I originally moved to California to do awesome rides in what I’d imagined would be almost perpetual sunshine. Visions of dry singletrack, warm beaches and blue skies have dominated most of my brain space for the last three months, and now that I’m here I know they actually exist. Unfortunately (and if you’ve been watching the news, you know) LA and the surrounding areas have been getting pummeled for the last month by an unprecedented series of storms. Extravagant houses are peeling off of cliff sides, roads are being washed away, and peoples’ yards are being obliterated by mud. The weather since I got here has shown an uncanny ability to change fast and violently, which is why, as I anxiously watched the windows at work, I knew things were about the head south fast.
By the time I could finally make a break for my car, big wet drops were already falling steadily. The drive home was like a monsoon, and by the time I pulled into my driveway the gutters were already overflowing. Then, the moment of truth. As I munched a snack (something with lots of peanut butter on it) I weighed my options. On principle I’d left my trainer in Colorado, so an indoor ride was out of the question. I briefly considered just taking a nap and switching my planned ride for a sunnier day, but then decided that was no way to behave during a hard week. There was nothing for it- I began to rummage around for my warm clothes.
Riding in the rain is a funny game. Especially if it’s raining as hard as it was today, the roads become a totally different place. Low points become raging rivers, you leave a wake everywhere you go, and all hope of staying dry begins to slowly sap away. This is when I realized that, while the rest of me was soaking, mud-spattered and beginning to cramp, my arms and chest were cozy and dry. Plastijacket to the rescue.
Color: clear, yellowing
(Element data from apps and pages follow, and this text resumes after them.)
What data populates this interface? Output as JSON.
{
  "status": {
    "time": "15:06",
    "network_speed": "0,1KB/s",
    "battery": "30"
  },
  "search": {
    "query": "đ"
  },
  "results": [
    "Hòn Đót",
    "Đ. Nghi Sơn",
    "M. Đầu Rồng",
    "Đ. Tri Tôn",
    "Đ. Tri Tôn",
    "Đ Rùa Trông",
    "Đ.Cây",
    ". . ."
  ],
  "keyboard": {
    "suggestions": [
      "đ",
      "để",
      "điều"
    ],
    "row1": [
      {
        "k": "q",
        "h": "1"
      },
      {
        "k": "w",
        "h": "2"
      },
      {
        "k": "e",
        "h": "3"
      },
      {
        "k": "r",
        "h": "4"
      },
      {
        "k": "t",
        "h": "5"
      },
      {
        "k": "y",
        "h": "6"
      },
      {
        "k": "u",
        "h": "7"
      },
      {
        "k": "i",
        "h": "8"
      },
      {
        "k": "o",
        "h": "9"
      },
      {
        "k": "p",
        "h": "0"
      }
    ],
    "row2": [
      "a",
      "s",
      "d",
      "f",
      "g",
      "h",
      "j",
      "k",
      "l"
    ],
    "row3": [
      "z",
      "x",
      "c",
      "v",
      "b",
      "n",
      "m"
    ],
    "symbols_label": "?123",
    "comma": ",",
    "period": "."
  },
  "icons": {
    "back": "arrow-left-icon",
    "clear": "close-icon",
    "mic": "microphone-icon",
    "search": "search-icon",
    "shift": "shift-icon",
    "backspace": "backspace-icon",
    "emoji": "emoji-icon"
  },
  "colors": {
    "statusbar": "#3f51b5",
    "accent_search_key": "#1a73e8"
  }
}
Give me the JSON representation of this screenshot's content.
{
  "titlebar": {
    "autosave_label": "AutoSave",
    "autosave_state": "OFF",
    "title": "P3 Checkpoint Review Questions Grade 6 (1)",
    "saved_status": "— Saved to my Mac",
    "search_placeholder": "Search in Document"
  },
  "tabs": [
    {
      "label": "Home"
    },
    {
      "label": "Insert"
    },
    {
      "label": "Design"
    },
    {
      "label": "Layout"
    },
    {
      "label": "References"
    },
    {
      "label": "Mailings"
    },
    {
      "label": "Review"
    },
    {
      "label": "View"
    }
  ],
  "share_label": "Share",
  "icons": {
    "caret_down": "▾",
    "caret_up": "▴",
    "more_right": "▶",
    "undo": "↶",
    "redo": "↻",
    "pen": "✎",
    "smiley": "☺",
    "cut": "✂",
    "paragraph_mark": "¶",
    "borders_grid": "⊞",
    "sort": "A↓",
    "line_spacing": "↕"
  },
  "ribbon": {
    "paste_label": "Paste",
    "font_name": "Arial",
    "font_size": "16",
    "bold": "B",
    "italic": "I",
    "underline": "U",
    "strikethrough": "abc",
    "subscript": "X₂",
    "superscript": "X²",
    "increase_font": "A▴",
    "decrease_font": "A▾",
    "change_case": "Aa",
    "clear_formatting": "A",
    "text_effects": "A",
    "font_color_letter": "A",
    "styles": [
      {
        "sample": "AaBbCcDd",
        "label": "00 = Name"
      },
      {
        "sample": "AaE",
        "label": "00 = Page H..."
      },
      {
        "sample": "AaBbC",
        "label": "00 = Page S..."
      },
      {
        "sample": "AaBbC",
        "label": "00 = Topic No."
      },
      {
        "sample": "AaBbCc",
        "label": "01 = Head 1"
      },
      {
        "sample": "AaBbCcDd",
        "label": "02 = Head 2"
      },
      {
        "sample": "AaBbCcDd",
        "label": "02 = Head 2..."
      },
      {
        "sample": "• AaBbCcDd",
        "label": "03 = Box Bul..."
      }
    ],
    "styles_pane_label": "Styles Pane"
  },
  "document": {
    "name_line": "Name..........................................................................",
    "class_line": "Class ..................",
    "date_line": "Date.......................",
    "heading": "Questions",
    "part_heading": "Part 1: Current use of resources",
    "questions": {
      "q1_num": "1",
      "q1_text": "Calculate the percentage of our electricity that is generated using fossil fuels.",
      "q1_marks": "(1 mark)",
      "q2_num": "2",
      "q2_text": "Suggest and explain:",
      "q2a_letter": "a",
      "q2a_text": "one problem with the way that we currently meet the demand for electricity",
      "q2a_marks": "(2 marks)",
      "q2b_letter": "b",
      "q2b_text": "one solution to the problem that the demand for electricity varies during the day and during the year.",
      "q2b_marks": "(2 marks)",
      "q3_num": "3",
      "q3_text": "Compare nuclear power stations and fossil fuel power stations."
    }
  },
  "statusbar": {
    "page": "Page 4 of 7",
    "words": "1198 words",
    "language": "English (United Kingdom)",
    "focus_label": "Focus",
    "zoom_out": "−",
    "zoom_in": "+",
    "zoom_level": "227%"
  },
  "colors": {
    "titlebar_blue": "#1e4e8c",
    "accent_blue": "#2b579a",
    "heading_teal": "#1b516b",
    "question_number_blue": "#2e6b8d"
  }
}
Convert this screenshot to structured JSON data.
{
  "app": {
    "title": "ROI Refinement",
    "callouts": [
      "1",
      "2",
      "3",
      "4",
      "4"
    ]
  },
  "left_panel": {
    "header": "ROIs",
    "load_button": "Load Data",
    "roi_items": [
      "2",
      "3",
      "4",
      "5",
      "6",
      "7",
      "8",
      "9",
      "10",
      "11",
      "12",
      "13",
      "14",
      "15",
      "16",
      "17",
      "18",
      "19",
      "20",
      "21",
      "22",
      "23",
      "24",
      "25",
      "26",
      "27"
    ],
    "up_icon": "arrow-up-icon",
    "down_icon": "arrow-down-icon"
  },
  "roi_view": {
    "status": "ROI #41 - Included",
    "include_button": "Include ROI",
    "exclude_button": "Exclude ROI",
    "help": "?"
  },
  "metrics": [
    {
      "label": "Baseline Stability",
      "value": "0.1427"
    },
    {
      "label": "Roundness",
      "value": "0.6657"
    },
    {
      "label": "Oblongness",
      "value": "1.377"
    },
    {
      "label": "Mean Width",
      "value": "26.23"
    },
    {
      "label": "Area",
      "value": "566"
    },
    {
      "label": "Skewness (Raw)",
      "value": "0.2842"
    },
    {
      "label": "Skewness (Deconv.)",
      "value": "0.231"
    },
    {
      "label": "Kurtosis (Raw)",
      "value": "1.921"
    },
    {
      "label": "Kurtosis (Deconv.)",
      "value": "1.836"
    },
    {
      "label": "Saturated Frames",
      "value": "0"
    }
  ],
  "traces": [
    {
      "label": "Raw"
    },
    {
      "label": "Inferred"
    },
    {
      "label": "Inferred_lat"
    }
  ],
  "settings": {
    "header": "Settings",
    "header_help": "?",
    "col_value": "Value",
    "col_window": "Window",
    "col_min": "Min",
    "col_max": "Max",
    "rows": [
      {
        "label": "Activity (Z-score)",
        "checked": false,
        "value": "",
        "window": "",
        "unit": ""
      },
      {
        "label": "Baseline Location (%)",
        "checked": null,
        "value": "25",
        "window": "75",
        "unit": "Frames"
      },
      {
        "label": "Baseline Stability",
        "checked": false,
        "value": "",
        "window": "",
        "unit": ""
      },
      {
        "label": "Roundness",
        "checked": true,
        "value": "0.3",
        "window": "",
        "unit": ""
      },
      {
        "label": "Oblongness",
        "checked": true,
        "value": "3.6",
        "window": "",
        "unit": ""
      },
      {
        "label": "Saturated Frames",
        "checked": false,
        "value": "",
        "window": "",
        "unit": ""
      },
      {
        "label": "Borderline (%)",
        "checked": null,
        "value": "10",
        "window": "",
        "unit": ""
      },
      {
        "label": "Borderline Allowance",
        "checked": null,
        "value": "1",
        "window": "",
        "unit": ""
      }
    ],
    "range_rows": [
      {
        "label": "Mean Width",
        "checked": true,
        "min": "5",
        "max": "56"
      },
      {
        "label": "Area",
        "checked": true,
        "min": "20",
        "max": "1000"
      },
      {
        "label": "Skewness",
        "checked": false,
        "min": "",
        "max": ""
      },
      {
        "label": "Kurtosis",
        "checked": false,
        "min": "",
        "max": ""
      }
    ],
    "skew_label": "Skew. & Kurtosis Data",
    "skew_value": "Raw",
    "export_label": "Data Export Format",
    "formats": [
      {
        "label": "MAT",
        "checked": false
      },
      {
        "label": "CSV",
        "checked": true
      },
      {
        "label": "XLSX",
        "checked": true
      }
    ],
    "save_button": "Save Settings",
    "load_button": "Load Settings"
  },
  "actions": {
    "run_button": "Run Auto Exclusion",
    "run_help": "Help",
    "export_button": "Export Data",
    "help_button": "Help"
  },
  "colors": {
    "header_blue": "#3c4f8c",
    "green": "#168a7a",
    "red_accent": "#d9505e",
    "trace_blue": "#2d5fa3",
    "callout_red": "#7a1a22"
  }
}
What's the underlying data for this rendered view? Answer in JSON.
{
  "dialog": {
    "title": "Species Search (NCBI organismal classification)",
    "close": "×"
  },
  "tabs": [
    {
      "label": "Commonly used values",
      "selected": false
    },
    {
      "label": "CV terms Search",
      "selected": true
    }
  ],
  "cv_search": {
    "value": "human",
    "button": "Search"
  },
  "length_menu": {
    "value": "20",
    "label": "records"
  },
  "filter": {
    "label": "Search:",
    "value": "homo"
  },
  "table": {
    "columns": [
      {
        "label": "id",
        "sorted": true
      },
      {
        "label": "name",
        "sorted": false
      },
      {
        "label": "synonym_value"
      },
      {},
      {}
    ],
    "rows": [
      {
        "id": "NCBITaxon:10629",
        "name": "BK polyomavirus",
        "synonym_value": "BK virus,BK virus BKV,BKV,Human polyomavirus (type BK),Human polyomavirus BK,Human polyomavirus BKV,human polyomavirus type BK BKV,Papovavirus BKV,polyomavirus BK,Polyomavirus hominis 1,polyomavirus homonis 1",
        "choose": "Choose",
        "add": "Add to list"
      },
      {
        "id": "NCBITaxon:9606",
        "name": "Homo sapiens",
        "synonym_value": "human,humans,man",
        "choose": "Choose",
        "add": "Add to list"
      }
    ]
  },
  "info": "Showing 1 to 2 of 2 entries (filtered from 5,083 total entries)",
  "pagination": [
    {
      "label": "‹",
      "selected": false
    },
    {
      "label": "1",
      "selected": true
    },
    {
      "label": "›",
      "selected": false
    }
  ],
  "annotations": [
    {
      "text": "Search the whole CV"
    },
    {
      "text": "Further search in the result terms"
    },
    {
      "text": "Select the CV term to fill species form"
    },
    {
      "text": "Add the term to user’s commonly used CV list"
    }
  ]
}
The jacket literally lets nothing in or out. It is like being encased in… well, plastic. I began to fall in love with it, and wondered why it had never garnered more respect among the pieces of my wardrobe. The plastijacket is a hero, but I also blame it entirely for what happened next.
Sometimes when riding in the crappiest conditions imaginable, a strange phenomenon takes place. You’ll be crawling along, dimly aware of headlights and needlelike bullets of rain, possibly wondering what it takes for a bike to hydroplane, when you reach your goal. You’re faced with a choice- turn around and return to warmth and comfort, or stay out just a little longer. Once the idea’s in your head you know there’s no turning it away. The rain even looks like it’s starting to let up… sort of. You pedal on. Stupidly.
Half an hour later the gods have unleashed their fury. California has obviously become the epicenter of a century’s worth of storms, and at the center of the epicenter there’s you, the plastic clad speck, toiling around on a ridiculous two-wheeled machine of death.
The last of the ride was insane. A segment of road that usually takes me about fifteen minutes to ride ended up taking the better part of thirty. The palm trees were thrashing insanely around and the ocean was a nauseating green-brown froth. The only high point was when I stumbled upon this gem of a toy in the road.
He doesn’t have a head, but his claw-hands more than make up for it.
rad. I ride for shit like this.